▶ Task item
Could you output all of the records below exactly as they appear?

Page and application data records
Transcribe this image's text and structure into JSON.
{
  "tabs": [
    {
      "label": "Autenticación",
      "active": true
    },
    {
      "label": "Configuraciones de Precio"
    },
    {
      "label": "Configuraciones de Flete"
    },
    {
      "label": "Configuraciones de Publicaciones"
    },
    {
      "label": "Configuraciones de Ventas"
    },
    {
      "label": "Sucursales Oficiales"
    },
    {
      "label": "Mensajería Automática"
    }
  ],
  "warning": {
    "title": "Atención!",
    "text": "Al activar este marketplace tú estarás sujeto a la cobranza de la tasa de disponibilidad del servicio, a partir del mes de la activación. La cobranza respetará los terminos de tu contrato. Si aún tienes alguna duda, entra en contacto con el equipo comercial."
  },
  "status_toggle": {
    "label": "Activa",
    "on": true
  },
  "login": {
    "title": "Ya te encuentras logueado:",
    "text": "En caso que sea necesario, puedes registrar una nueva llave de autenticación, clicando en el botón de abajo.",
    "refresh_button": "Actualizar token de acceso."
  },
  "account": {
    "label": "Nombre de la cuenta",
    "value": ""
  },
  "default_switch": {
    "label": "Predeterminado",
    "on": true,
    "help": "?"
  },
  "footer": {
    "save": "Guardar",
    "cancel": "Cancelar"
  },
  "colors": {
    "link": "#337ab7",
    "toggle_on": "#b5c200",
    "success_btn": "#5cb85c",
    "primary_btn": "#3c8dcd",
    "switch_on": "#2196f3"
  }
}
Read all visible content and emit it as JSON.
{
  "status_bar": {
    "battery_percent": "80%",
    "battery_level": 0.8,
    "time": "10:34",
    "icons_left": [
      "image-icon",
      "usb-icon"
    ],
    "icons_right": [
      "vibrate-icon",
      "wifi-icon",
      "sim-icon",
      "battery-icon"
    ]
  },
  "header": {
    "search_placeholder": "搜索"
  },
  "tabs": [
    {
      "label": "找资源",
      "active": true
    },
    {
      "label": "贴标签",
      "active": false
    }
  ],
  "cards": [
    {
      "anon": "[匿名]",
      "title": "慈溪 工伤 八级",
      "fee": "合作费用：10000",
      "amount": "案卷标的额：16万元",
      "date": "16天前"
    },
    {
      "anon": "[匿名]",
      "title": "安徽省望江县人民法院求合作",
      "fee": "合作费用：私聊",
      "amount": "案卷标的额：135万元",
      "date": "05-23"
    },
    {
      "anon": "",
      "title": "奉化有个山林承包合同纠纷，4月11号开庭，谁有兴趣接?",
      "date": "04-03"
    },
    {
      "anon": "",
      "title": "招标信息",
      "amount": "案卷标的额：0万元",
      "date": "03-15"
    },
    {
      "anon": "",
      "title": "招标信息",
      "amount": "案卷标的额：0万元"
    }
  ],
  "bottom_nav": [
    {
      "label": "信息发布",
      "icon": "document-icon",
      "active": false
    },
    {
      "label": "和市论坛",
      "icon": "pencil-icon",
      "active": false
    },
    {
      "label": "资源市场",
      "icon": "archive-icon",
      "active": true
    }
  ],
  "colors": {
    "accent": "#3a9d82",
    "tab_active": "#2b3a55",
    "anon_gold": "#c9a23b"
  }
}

▶ The answer
Transcribe this image's text and structure into JSON.
{
  "tabs": [
    {
      "label": "Autenticación",
      "active": true
    },
    {
      "label": "Configuraciones de Precio"
    },
    {
      "label": "Configuraciones de Flete"
    },
    {
      "label": "Configuraciones de Publicaciones"
    },
    {
      "label": "Configuraciones de Ventas"
    },
    {
      "label": "Sucursales Oficiales"
    },
    {
      "label": "Mensajería Automática"
    }
  ],
  "warning": {
    "title": "Atención!",
    "text": "Al activar este marketplace tú estarás sujeto a la cobranza de la tasa de disponibilidad del servicio, a partir del mes de la activación. La cobranza respetará los terminos de tu contrato. Si aún tienes alguna duda, entra en contacto con el equipo comercial."
  },
  "status_toggle": {
    "label": "Activa",
    "on": true
  },
  "login": {
    "title": "Ya te encuentras logueado:",
    "text": "En caso que sea necesario, puedes registrar una nueva llave de autenticación, clicando en el botón de abajo.",
    "refresh_button": "Actualizar token de acceso."
  },
  "account": {
    "label": "Nombre de la cuenta",
    "value": ""
  },
  "default_switch": {
    "label": "Predeterminado",
    "on": true,
    "help": "?"
  },
  "footer": {
    "save": "Guardar",
    "cancel": "Cancelar"
  },
  "colors": {
    "link": "#337ab7",
    "toggle_on": "#b5c200",
    "success_btn": "#5cb85c",
    "primary_btn": "#3c8dcd",
    "switch_on": "#2196f3"
  }
}
Read all visible content and emit it as JSON.
{
  "status_bar": {
    "battery_percent": "80%",
    "battery_level": 0.8,
    "time": "10:34",
    "icons_left": [
      "image-icon",
      "usb-icon"
    ],
    "icons_right": [
      "vibrate-icon",
      "wifi-icon",
      "sim-icon",
      "battery-icon"
    ]
  },
  "header": {
    "search_placeholder": "搜索"
  },
  "tabs": [
    {
      "label": "找资源",
      "active": true
    },
    {
      "label": "贴标签",
      "active": false
    }
  ],
  "cards": [
    {
      "anon": "[匿名]",
      "title": "慈溪 工伤 八级",
      "fee": "合作费用：10000",
      "amount": "案卷标的额：16万元",
      "date": "16天前"
    },
    {
      "anon": "[匿名]",
      "title": "安徽省望江县人民法院求合作",
      "fee": "合作费用：私聊",
      "amount": "案卷标的额：135万元",
      "date": "05-23"
    },
    {
      "anon": "",
      "title": "奉化有个山林承包合同纠纷，4月11号开庭，谁有兴趣接?",
      "date": "04-03"
    },
    {
      "anon": "",
      "title": "招标信息",
      "amount": "案卷标的额：0万元",
      "date": "03-15"
    },
    {
      "anon": "",
      "title": "招标信息",
      "amount": "案卷标的额：0万元"
    }
  ],
  "bottom_nav": [
    {
      "label": "信息发布",
      "icon": "document-icon",
      "active": false
    },
    {
      "label": "和市论坛",
      "icon": "pencil-icon",
      "active": false
    },
    {
      "label": "资源市场",
      "icon": "archive-icon",
      "active": true
    }
  ],
  "colors": {
    "accent": "#3a9d82",
    "tab_active": "#2b3a55",
    "anon_gold": "#c9a23b"
  }
}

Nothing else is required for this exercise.